(EXERCISE): Going line by line through the listing below, count those with the string "JSON" and answer with the number alone.

(SUPPLIED DATA):
*****
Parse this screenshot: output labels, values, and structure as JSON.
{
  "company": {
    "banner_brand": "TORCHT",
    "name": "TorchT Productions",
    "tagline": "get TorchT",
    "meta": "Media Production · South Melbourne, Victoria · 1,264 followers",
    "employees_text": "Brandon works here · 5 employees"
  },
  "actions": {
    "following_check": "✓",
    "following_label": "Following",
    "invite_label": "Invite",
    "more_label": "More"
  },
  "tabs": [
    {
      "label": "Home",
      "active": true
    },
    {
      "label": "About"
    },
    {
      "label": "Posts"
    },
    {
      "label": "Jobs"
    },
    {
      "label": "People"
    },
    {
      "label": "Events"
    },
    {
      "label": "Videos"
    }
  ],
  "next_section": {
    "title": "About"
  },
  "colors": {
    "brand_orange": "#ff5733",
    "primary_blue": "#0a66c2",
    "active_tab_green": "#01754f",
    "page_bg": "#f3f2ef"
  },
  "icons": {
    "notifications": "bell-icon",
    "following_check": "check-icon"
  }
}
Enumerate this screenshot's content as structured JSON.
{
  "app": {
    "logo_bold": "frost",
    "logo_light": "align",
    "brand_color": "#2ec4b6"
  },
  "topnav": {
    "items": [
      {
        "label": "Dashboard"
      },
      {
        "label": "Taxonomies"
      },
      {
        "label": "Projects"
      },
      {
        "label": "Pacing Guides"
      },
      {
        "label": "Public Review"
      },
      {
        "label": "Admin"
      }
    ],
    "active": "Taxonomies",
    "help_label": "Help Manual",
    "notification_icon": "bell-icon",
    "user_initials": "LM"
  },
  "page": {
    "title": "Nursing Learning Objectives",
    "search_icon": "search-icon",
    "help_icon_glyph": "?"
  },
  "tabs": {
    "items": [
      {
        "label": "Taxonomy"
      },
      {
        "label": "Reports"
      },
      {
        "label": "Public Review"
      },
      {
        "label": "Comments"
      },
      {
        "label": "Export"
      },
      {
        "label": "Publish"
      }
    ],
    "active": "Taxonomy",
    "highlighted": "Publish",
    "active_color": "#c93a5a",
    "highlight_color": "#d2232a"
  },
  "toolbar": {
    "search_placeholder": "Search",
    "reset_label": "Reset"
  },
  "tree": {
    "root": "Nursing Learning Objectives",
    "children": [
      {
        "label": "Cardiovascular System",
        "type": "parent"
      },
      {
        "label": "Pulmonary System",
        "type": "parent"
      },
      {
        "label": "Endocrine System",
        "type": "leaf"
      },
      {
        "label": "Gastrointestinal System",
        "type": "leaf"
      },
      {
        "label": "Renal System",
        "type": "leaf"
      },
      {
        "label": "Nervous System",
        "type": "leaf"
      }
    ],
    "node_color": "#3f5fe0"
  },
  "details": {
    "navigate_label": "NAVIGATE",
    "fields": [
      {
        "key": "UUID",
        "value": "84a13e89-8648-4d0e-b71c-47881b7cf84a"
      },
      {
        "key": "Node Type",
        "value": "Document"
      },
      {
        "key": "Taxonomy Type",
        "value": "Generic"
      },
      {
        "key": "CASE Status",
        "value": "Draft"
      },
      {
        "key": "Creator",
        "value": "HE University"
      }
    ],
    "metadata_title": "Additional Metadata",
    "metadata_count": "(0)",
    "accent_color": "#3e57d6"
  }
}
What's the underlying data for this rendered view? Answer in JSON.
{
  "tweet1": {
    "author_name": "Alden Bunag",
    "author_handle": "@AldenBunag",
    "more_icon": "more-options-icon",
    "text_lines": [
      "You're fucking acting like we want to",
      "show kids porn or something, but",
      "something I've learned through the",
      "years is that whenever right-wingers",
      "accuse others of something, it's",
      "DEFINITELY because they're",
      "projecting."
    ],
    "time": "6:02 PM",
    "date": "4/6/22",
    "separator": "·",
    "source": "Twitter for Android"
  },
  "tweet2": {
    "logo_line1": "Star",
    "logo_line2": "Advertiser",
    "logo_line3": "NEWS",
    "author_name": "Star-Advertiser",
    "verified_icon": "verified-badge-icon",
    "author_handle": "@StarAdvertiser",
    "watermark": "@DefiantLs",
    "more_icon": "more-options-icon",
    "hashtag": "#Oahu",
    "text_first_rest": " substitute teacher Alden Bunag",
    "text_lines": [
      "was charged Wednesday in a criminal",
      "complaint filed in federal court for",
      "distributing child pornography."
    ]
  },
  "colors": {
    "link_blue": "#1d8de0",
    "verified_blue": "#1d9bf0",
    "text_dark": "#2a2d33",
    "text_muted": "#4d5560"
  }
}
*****
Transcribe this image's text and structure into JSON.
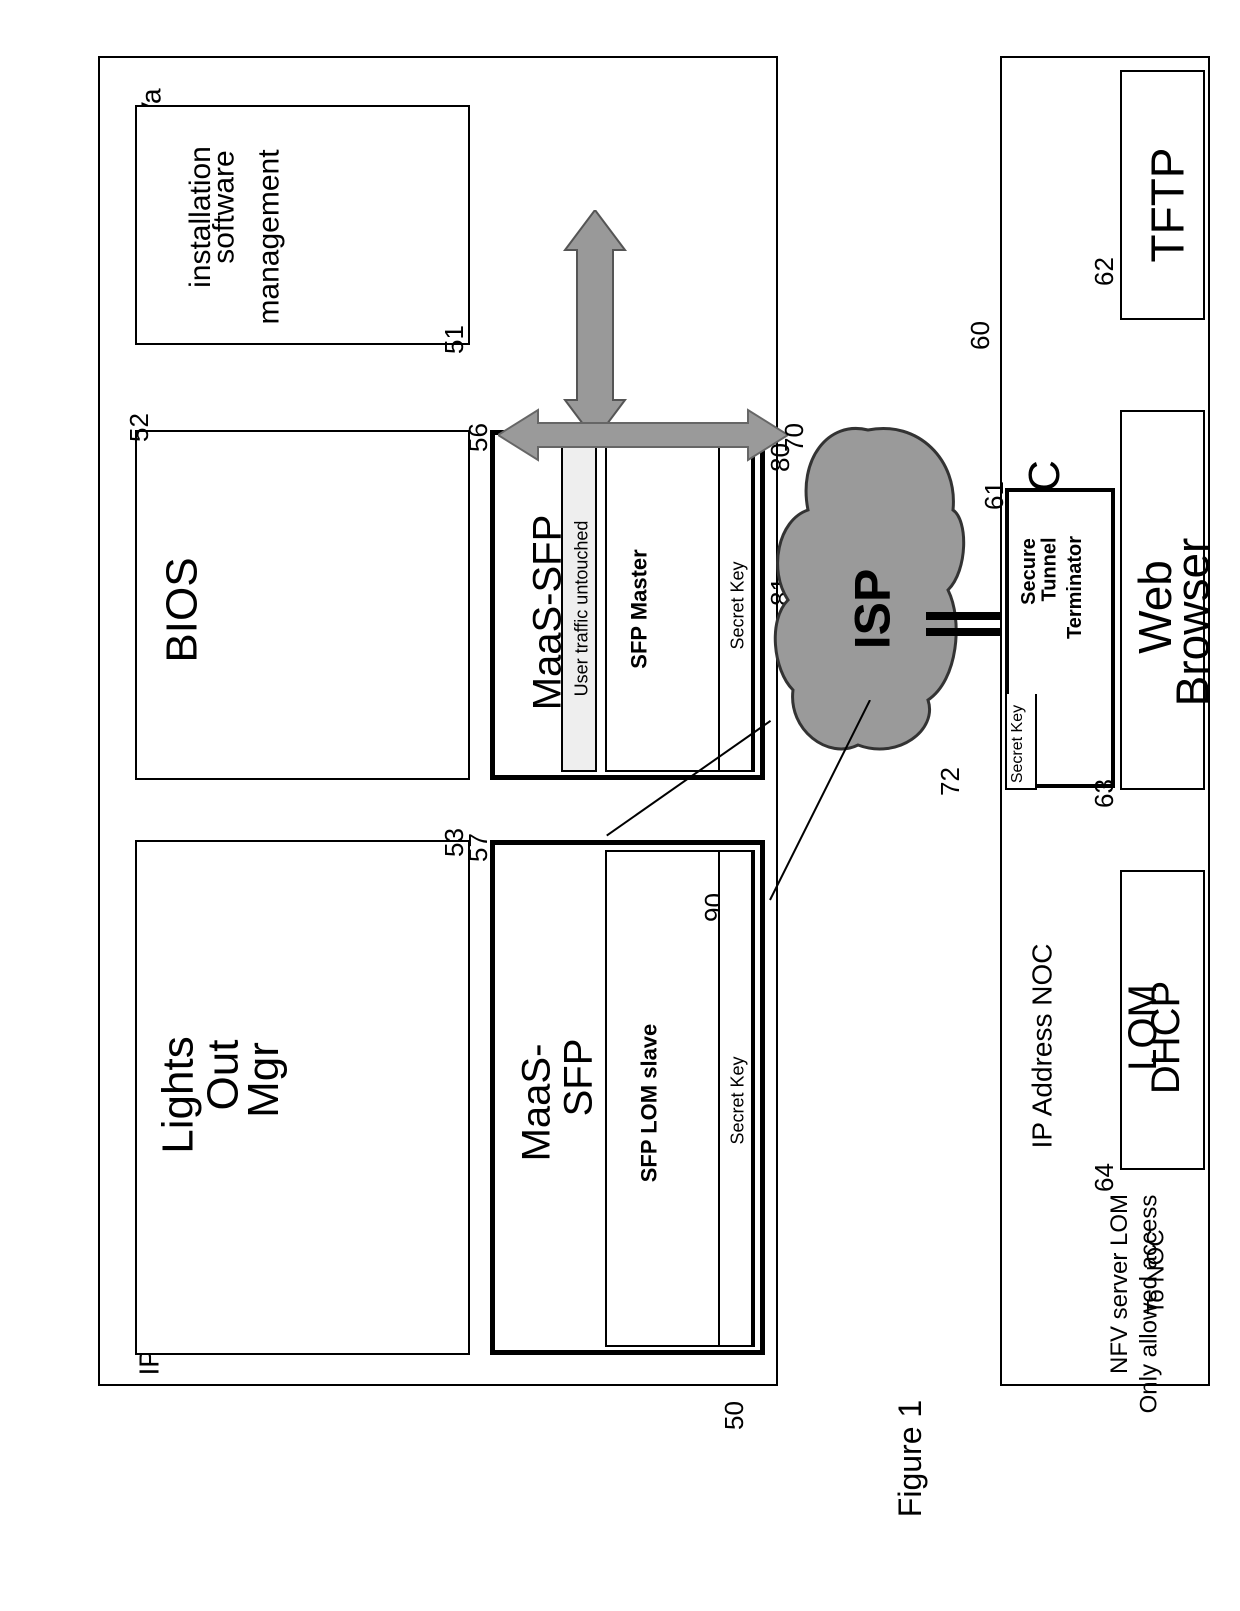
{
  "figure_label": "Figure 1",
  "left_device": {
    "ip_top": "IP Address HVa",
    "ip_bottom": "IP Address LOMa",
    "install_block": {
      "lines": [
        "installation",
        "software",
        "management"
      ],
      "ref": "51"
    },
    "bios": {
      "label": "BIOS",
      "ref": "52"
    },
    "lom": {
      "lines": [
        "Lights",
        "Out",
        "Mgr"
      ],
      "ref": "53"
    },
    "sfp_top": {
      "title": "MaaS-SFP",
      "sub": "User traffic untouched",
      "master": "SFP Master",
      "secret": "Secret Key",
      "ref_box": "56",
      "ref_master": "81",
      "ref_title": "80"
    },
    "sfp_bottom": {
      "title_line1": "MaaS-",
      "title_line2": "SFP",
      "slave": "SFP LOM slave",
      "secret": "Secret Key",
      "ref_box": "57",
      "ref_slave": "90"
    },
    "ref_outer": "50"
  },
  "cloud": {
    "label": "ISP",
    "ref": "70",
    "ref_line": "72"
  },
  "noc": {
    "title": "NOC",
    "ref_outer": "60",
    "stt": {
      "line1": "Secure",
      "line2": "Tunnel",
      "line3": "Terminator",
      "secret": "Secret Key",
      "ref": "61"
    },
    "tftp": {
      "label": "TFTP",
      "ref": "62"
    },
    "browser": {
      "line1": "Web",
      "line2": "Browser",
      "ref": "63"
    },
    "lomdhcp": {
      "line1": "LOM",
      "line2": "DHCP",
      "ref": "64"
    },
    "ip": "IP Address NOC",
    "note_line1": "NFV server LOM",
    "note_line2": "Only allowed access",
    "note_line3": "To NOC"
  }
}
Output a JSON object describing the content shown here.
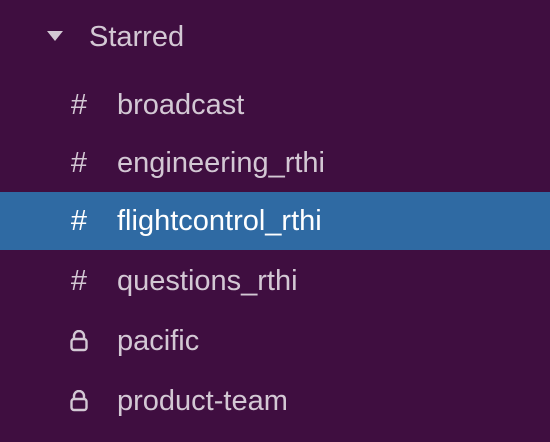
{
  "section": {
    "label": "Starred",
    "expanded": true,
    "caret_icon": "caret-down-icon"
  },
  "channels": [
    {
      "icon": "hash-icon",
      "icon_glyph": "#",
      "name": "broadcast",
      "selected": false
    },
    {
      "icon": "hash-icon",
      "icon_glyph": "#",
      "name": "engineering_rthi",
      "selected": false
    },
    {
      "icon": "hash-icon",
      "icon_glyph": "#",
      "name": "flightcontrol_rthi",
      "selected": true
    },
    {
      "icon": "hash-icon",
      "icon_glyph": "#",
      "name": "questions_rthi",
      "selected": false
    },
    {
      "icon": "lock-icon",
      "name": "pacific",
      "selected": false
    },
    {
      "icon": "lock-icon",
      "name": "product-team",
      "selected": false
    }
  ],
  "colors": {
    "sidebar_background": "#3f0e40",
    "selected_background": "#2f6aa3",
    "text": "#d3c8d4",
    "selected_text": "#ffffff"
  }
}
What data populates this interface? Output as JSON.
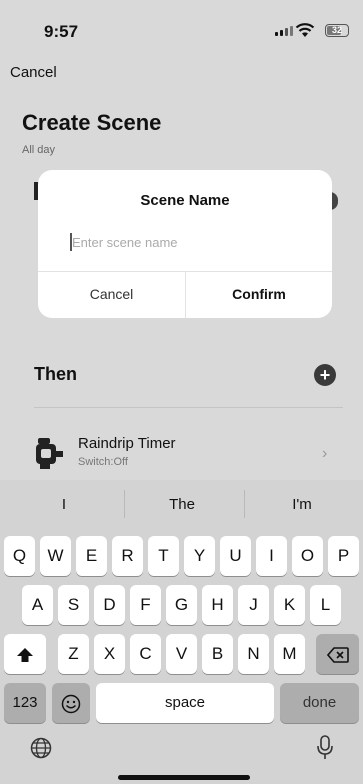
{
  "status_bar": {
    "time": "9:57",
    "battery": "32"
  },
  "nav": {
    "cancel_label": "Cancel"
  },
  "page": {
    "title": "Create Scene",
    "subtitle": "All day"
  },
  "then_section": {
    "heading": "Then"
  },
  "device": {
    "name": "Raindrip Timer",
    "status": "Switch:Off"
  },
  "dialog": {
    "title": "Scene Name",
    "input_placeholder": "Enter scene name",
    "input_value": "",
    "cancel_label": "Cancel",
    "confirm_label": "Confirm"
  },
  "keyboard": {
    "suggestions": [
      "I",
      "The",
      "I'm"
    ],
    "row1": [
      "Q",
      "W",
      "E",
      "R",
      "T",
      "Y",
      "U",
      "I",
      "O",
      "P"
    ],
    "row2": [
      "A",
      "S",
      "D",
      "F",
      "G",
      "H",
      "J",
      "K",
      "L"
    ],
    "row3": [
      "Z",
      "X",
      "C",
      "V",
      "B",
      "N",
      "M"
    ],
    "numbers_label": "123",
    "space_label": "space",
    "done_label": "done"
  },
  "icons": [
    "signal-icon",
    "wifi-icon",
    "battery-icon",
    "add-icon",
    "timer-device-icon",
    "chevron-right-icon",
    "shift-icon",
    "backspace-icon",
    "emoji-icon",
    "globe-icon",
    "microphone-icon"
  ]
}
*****
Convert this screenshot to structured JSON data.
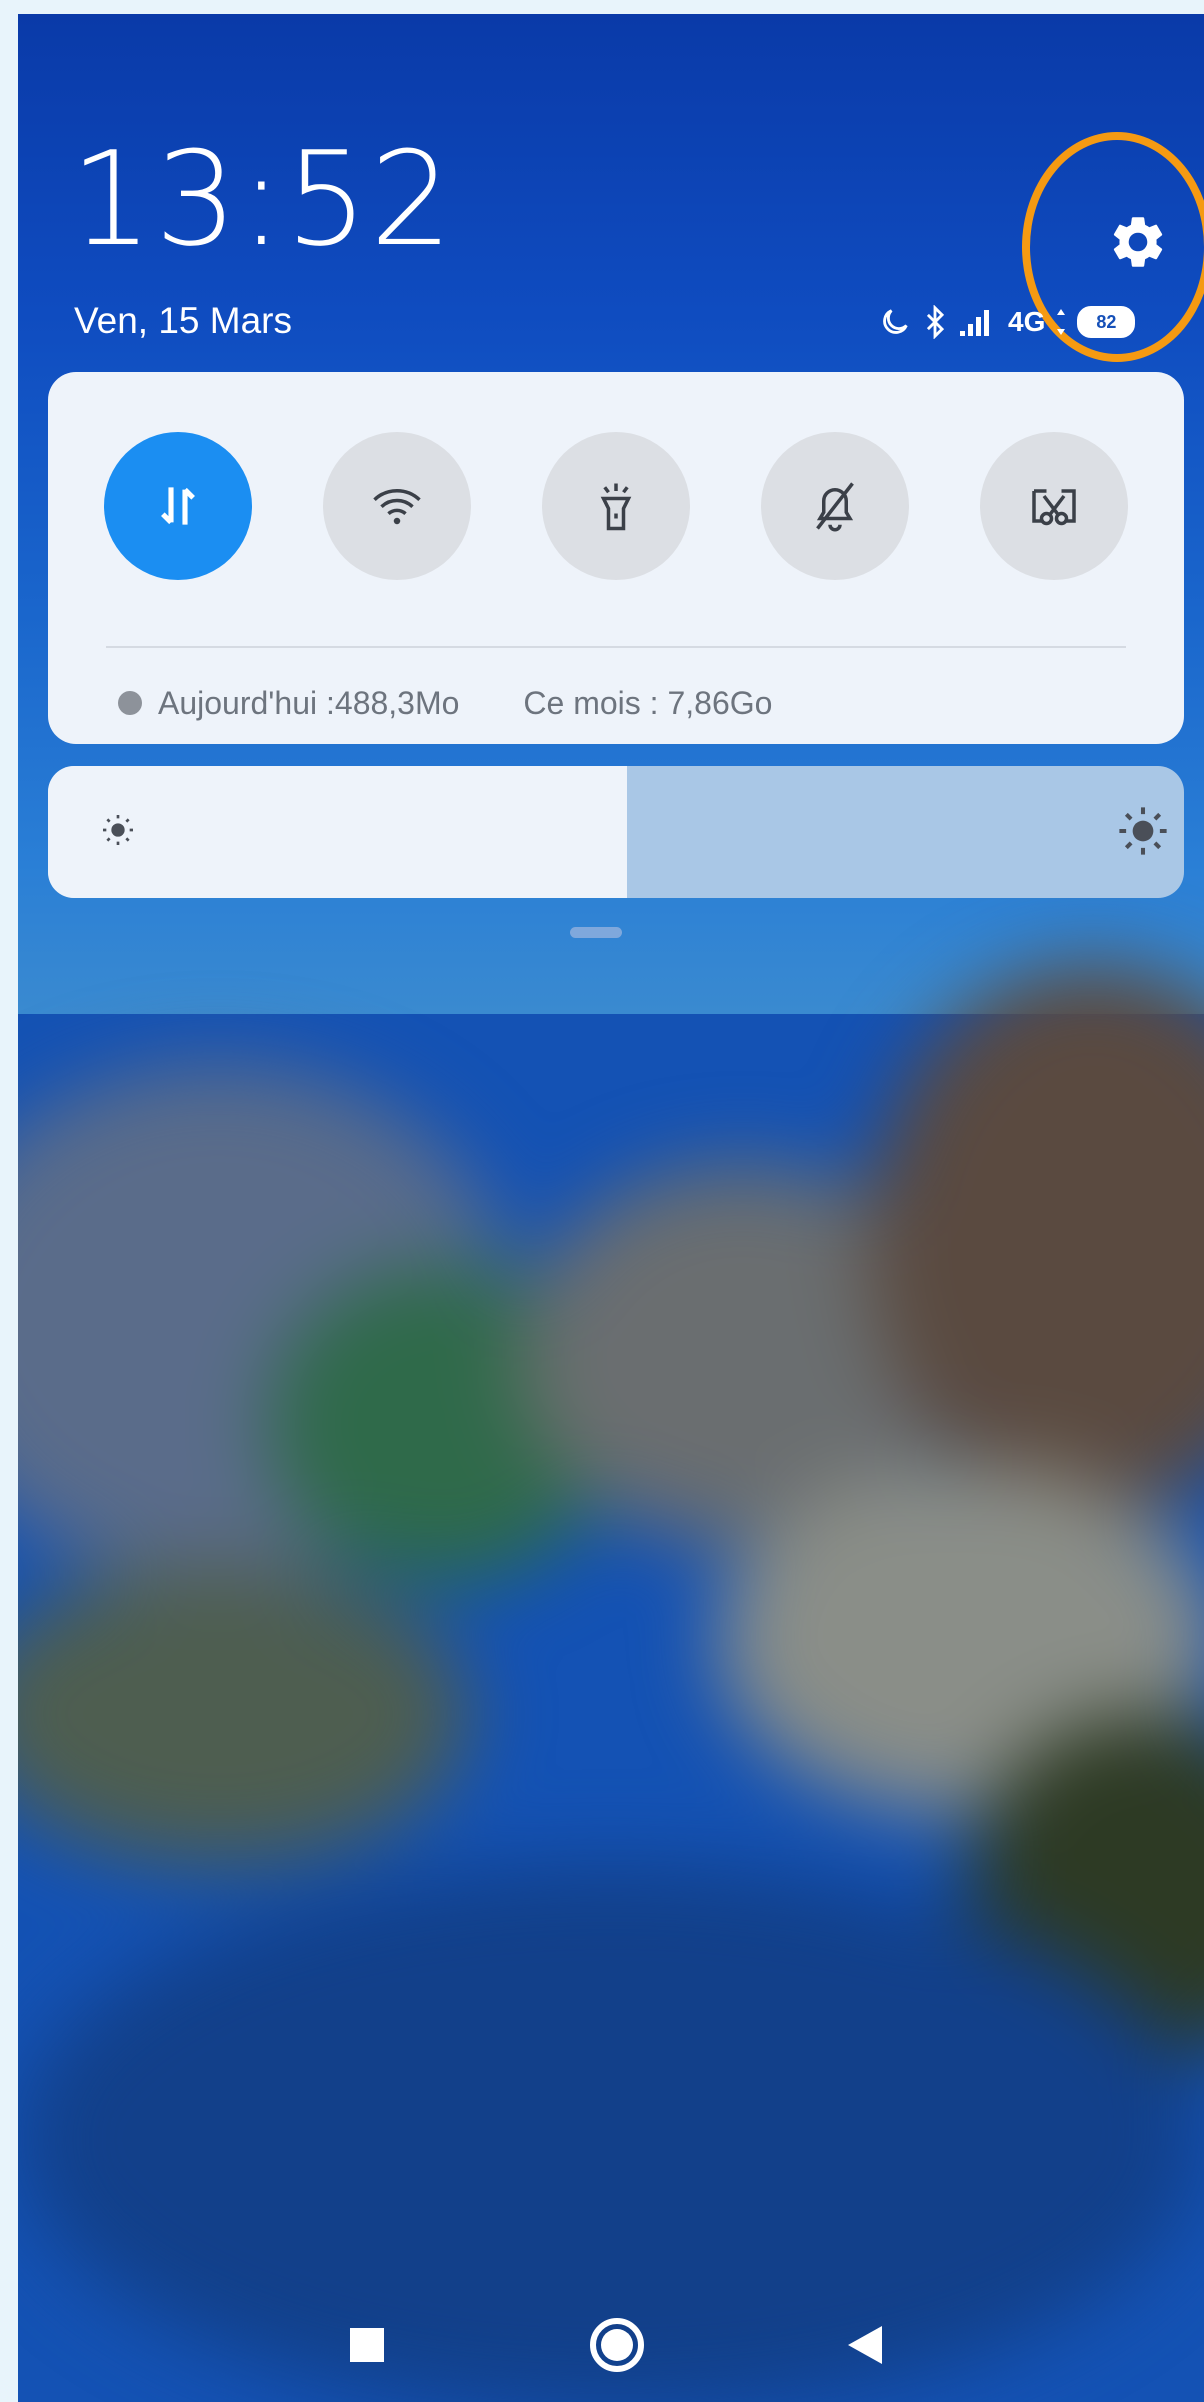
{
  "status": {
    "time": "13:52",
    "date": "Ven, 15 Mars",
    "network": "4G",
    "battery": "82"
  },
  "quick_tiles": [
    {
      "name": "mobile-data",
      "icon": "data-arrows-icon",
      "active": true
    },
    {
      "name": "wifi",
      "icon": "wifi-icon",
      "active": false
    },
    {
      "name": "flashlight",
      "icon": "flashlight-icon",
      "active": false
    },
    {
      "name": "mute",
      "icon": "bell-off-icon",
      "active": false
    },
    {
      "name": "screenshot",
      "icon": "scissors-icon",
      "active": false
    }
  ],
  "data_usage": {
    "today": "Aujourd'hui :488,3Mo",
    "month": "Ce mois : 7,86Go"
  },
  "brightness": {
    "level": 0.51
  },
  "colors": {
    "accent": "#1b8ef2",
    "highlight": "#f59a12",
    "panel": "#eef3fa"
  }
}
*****
(EXPECTED ANSWER): 7